Post Tech
About / Where's Post I.T.?   |    Twitter  |   On Facebook  |  RSS RSS Feed  |  E-Mail Cecilia
Posted at 02:47 PM ET, 12/12/2011

AT&T, Justice agree to postpone case as companies scramble to salvage deal

Updated at 3 p.m.

AT&T and T-Mobile on Monday asked a federal judge to postpone an antitrust lawsuit as the companies were assessing “whether and how” to proceed with their $39 billion mega-merger.

The announcement signals that the deal as originally conceived is all but dead. The two companies could still seek ways to retool the terms to address the concerns of regulators.

The decision comes after Washington regulators from two agencies — the Justice Department and the Federal Communications Commission — sought to block the deal, saying it could lead to higher prices for consumers and stifle competition. The union would have combined the second- and fourth-largest wireless providers.

Justice sued in August to block the deal. Last month, the FCC said it would not approve it either. AT&T had planned to use its lawsuit with Justice to prove its case in court and use that victory to convince FCC officials. But when Justice attorneys last week said it would postpone or withdraw its case so that AT&T couldn’t use the case to influence other regulators, AT&T officials saw the writing on the wall.

The federal judge overseeing the case, Ellen Huvelle of the U.S. District Court of the District of Columbia, agreed Monday to the companies’ request. She had revealed last week that she was skeptical of AT&T’s strategy.

AT&T said it still wants to explore a new construction of the deal that may appease federal regulators. Last month, the chairman of the Federal Communications Commission said he opposed the deal. AT&T responded by withdrawing its application at the FCC.

"AT&T is committed to working with Deutsche Telekom to find a solution that is in the best interests of our respective customers, shareholders and employees,” AT&T said in a statement. “We are actively considering whether and how to revise our current transaction to achieve the necessary regulatory approvals so that we can deliver the capacity enhancements and improved customer service that can only be derived from combining our two companies' wireless assets."

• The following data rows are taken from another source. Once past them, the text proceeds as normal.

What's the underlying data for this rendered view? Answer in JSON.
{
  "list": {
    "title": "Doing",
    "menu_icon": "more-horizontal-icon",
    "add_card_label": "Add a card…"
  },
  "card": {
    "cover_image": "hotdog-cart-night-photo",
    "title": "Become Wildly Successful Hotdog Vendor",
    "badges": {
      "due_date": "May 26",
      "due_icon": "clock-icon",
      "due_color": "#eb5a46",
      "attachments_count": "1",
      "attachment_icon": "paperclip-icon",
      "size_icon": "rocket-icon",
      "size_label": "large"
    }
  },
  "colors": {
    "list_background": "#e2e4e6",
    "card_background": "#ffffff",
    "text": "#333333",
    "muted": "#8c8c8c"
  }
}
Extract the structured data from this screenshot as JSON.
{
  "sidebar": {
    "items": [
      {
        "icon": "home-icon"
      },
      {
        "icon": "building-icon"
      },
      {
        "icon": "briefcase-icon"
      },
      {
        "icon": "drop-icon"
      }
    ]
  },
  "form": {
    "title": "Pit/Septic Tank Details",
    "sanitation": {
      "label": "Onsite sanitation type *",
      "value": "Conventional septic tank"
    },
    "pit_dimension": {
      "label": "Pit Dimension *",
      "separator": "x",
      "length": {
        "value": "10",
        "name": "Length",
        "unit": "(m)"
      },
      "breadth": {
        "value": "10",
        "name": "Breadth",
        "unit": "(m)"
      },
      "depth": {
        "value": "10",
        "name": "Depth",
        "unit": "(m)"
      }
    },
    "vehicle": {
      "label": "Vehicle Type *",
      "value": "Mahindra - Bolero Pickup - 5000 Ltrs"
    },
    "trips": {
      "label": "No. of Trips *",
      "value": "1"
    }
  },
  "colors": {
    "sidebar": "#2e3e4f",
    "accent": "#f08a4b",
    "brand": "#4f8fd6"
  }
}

Analysts called the companies’ move a last-ditch effort and that the odds were against a reworked deal that would appease regulators.

“To say AT&T’s back is against the wall is a huge understatement,” said Jeff Silva, an analyst at Global Medley Advisors. “It’s even unclear whether a restructured deal would fair much better in this administration.”

 

More from The Washington Post:

How AT&T’s lobbying operation fumbled the bid

Timeline: Key moments in the proposed deal

AT&T slams FCC’s report on merger

This post has been upated since it was first published.

By  |  02:47 PM ET, 12/12/2011

 
Read what others are saying
     

    © 2011 The Washington Post Company